> What the task requires
Beginning at the line that contains "Serialize everything readable", write out every line down to the end of the records, with both ends kept and nothing added.

> Available data
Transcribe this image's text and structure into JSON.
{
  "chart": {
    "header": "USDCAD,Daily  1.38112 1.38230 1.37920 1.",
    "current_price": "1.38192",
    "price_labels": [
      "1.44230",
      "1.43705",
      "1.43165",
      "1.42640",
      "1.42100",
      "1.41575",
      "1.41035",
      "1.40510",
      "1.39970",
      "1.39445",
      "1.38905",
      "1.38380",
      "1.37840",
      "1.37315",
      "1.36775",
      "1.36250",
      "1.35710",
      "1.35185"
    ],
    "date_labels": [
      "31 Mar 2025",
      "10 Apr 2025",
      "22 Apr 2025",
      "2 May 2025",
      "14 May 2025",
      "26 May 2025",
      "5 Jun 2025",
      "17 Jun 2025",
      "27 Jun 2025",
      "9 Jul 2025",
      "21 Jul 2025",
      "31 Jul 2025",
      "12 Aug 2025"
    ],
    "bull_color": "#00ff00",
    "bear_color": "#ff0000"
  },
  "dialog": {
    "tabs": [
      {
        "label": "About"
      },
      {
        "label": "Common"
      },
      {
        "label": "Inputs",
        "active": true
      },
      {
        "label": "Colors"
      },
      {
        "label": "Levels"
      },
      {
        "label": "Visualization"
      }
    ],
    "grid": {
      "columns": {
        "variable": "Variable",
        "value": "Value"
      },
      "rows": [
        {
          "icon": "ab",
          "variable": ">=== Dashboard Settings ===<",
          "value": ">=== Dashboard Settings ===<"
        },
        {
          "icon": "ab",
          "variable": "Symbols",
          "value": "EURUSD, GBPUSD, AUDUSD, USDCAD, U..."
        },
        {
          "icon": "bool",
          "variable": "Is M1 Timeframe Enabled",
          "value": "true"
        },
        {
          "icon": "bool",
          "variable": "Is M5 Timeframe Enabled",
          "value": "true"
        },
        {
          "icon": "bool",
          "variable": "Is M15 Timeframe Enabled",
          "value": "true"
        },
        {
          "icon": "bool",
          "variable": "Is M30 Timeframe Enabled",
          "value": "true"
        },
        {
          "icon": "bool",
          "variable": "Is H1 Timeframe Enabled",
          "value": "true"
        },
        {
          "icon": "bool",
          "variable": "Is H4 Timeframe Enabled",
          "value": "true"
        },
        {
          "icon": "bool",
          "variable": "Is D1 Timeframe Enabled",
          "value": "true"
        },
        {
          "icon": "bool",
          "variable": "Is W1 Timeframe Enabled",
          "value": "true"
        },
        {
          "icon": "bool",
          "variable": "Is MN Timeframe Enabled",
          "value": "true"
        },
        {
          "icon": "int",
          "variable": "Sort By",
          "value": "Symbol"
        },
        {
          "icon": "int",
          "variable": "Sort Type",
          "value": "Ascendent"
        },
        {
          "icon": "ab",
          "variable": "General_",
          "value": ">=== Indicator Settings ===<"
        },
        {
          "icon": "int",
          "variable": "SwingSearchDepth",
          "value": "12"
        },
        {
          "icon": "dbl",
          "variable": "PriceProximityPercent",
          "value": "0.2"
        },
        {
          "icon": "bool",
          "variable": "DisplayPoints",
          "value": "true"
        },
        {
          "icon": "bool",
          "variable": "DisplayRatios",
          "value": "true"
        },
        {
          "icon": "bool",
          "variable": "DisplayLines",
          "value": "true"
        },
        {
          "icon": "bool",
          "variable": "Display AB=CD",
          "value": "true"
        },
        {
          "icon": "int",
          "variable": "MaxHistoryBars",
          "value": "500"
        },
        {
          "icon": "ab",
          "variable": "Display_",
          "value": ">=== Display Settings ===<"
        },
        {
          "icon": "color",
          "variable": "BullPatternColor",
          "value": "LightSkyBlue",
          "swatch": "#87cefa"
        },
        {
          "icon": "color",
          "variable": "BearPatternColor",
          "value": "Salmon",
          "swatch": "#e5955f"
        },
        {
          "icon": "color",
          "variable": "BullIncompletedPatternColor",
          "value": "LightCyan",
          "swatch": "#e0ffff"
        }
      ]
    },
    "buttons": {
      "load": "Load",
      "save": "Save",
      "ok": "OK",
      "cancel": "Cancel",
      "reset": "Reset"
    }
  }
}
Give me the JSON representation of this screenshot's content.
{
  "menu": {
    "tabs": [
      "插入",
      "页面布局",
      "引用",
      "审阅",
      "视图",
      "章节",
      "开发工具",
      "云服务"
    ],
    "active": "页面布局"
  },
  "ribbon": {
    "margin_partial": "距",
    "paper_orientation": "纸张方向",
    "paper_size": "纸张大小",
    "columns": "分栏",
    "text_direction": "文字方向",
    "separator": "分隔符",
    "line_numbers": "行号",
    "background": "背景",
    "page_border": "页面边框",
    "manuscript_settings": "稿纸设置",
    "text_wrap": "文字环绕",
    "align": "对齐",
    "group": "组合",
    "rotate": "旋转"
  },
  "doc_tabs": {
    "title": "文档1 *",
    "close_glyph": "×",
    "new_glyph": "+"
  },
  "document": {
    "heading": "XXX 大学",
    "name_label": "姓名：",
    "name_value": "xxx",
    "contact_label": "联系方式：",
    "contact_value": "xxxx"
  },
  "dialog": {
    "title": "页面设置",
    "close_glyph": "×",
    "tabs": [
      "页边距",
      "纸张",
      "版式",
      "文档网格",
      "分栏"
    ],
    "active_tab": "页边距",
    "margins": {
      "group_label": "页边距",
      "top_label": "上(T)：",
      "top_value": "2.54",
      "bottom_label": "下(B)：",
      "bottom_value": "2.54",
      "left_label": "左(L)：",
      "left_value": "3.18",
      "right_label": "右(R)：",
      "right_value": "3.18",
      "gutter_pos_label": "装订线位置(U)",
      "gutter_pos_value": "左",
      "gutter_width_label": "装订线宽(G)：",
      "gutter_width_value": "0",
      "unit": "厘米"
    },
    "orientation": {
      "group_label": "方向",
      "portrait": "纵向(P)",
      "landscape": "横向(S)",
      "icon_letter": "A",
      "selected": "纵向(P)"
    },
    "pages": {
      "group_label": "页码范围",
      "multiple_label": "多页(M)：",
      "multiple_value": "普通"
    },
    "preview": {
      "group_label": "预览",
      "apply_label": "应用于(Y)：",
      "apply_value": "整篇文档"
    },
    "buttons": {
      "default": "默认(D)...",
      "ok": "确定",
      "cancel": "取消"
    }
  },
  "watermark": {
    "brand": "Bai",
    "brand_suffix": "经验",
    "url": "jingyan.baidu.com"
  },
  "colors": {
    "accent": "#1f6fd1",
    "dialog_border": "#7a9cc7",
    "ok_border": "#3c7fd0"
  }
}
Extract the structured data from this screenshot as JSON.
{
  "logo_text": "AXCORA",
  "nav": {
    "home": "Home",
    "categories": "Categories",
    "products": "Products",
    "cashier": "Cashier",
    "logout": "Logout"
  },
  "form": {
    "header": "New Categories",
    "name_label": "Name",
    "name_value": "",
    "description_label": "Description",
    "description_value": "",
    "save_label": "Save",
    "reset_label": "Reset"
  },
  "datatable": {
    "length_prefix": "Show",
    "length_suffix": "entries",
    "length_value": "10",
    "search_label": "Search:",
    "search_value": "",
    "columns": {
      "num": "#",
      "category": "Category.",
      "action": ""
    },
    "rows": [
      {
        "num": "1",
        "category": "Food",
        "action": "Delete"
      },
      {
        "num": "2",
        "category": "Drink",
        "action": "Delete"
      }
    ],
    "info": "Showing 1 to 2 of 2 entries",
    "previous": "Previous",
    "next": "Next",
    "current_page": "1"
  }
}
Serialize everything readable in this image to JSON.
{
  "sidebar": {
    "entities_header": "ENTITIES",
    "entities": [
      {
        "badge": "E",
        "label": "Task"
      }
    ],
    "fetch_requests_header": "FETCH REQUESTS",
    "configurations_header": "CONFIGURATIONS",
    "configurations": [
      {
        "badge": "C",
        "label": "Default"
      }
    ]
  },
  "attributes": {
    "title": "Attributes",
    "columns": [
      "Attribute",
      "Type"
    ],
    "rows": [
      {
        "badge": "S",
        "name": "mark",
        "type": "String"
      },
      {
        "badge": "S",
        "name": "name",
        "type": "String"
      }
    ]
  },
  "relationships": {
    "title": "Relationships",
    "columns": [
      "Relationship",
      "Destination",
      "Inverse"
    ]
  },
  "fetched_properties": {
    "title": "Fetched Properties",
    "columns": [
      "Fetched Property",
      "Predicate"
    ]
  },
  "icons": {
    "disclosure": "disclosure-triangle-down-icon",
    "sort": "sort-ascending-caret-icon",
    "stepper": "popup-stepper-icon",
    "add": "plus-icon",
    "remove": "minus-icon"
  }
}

> Exercise answer
Serialize everything readable in this image to JSON.
{
  "sidebar": {
    "entities_header": "ENTITIES",
    "entities": [
      {
        "badge": "E",
        "label": "Task"
      }
    ],
    "fetch_requests_header": "FETCH REQUESTS",
    "configurations_header": "CONFIGURATIONS",
    "configurations": [
      {
        "badge": "C",
        "label": "Default"
      }
    ]
  },
  "attributes": {
    "title": "Attributes",
    "columns": [
      "Attribute",
      "Type"
    ],
    "rows": [
      {
        "badge": "S",
        "name": "mark",
        "type": "String"
      },
      {
        "badge": "S",
        "name": "name",
        "type": "String"
      }
    ]
  },
  "relationships": {
    "title": "Relationships",
    "columns": [
      "Relationship",
      "Destination",
      "Inverse"
    ]
  },
  "fetched_properties": {
    "title": "Fetched Properties",
    "columns": [
      "Fetched Property",
      "Predicate"
    ]
  },
  "icons": {
    "disclosure": "disclosure-triangle-down-icon",
    "sort": "sort-ascending-caret-icon",
    "stepper": "popup-stepper-icon",
    "add": "plus-icon",
    "remove": "minus-icon"
  }
}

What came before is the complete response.